§ **Exercise prompt**: Give the count of lines in the records below that contain "with", and say nothing more.

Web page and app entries
···
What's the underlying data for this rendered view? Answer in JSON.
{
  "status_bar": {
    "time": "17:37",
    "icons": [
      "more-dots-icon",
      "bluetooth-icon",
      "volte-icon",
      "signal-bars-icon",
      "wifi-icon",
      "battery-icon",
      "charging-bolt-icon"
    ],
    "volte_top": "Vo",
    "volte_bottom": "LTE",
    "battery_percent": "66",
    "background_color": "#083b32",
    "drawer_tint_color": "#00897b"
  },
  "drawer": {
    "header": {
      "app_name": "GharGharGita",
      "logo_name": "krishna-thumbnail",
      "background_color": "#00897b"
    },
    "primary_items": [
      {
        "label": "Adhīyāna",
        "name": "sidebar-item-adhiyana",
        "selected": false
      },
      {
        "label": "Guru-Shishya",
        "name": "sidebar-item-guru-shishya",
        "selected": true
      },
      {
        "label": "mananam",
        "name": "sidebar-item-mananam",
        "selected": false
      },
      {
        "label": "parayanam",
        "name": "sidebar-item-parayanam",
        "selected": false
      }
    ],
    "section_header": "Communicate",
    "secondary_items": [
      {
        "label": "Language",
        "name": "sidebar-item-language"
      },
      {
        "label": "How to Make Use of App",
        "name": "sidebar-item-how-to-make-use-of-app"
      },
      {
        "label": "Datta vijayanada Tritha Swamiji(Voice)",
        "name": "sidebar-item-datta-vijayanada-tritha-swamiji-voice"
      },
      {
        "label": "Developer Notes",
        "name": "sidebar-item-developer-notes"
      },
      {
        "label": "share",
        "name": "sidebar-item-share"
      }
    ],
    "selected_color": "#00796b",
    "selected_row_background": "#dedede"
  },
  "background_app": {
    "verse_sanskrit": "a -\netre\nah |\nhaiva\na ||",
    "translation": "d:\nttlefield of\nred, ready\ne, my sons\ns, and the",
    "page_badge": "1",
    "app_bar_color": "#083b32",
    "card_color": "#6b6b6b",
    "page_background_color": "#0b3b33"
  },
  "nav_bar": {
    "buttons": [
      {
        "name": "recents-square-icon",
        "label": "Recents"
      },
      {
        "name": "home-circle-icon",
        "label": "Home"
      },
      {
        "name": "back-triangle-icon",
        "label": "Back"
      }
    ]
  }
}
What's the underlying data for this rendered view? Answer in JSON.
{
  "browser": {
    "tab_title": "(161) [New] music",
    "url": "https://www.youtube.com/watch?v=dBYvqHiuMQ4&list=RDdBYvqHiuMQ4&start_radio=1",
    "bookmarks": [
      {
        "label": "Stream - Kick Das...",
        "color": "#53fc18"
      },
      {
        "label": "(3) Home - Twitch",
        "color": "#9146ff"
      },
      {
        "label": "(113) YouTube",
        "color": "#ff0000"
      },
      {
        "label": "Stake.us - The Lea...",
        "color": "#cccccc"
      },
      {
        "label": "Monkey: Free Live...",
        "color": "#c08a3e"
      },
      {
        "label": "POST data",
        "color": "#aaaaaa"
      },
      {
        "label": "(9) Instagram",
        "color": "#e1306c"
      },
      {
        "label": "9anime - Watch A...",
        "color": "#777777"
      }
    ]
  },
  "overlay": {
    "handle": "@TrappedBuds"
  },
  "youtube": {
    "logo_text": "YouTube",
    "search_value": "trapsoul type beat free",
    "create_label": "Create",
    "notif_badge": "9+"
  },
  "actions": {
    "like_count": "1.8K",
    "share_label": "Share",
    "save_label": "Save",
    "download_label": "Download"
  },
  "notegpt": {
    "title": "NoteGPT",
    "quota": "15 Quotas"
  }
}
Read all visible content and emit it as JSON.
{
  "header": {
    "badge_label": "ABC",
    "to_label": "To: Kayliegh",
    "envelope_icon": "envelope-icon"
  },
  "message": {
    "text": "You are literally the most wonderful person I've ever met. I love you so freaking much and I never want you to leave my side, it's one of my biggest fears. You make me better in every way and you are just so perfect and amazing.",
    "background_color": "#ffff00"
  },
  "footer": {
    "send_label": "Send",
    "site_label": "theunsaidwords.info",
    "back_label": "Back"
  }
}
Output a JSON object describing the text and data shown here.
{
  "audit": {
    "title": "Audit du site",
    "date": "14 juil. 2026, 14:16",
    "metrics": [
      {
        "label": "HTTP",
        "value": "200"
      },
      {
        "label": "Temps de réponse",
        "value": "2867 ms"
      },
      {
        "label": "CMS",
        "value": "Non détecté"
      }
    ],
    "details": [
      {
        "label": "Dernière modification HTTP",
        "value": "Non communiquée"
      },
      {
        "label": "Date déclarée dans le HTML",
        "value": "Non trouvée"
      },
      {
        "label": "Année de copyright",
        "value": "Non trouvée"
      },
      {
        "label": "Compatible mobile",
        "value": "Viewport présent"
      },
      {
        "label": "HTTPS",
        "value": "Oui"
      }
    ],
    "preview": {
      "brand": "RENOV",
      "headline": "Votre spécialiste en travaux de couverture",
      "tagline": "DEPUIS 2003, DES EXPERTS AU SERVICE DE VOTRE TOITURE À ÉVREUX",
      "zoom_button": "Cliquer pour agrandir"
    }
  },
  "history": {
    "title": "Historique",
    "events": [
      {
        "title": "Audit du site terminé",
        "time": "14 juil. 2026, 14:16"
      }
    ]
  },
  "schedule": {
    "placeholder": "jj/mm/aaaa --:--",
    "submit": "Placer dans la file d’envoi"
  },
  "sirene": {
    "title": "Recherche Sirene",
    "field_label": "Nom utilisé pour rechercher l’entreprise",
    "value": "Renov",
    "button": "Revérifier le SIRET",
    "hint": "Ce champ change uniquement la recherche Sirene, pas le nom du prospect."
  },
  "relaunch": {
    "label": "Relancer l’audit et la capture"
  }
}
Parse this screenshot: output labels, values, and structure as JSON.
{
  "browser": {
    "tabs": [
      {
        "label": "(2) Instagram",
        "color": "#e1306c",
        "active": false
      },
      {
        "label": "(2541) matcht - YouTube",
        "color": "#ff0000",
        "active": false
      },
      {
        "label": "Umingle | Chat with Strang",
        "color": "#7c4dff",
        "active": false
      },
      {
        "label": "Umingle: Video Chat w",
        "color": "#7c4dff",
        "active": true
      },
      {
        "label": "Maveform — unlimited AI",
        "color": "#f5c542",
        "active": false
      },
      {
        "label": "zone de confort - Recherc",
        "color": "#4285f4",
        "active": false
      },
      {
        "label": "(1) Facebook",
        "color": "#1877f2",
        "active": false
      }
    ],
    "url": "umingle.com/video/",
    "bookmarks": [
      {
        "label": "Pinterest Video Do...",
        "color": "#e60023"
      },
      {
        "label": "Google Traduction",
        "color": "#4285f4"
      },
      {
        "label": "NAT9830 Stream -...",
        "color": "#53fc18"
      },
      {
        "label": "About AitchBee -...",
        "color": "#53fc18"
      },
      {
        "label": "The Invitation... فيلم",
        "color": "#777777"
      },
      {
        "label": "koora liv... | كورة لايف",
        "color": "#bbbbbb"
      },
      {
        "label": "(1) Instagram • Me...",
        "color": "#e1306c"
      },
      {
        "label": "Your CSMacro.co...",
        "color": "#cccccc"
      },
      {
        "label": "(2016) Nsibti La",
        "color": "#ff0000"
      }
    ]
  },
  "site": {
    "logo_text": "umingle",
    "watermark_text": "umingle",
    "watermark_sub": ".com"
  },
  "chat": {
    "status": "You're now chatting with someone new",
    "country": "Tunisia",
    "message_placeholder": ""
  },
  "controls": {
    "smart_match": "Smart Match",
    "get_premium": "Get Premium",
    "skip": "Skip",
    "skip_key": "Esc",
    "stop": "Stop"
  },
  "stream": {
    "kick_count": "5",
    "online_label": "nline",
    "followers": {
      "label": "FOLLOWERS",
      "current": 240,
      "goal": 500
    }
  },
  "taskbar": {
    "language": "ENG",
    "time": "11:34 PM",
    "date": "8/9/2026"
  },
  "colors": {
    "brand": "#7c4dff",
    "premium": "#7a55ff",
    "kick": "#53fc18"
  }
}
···
§ **Written response**: 2